Regina Kowert, a missionary with Ethnos Germany, ministers in West Africa. She shares how her friend Khady has no Bible in her own language. Khady reads the French Bible, and she even prays in French. That may not sound so bad until you hear her say, “I don’t know how to pray in my language!” Regina response to hearing this is: “It makes me wonder when she will be able to say, ‘God speaks my language.’” Please pray for Bible translators and the literacy teachers.

Have you ever “tuned” your ears to a new language?

Getting out in the neighborhood, meeting new people, observing what daily life looks like in their new country of residence and tuning their ears to the sounds of a new language -- that’s what the “warm-up” phase of culture and language acquisition looks like for new missionaries in Asia-Pacific. “[Pray] for us and for these new coworkers during this busy time,” wrote DJ and Jennifer Searcy. Read the Searcys’ full update.

Straddling Two Worlds

Brent and Erica Haberchak are in Papua New Guinea with Ethnos360 Aviation. It is nearing the time for their home assignment. They said, “We’ve got one foot on the ground here in PNG – flying, teaching, raising kids, washing dirty clothes and peeling carrots – while our other foot has jumped the Pacific and is busily laying out a plan for what life will look like after June 5th.” Pray for missionaries preparing for transitions this summer. Read the Haberchaks’ insightful comments.

Striving for Unity

Joel and Andi McMartin minister in many places in West Africa. Joel said, “One of the things that working with people from many different cultures has taught me is that compliments, criticism, critique, encouragement, insults and so much more are all culturally bound. How often do I let myself get torn down or frustrated by what I hear from people’s words rather than the intended meaning behind their words.” Pray for them to be “Quick to listen, slow to speak and slow to become angry.” Read Joel’s thoughts on unity.

Just Starting the Journey
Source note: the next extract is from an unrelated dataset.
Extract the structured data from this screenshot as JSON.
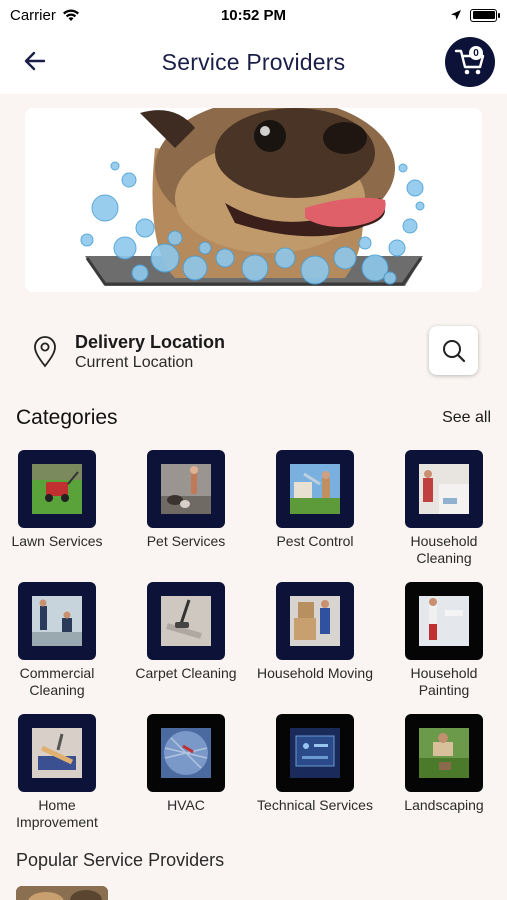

Some of Ethnos360 missionaries are ministering in places that are quite difficult. But the gospel is needed there, regardless of difficulty. The teaching started with a least reached people group on April 9. They were able to get through the first lesson, an introduction to where the Bible came from and how portions of the Bible ended up in the language of that people group. According to some there, the missionary spoke fluently. It seemed that the listeners were enjoying being able to understand what was taught. And understanding God’s Word is definitely what is desired. Pray for the ongoing teaching to this people group.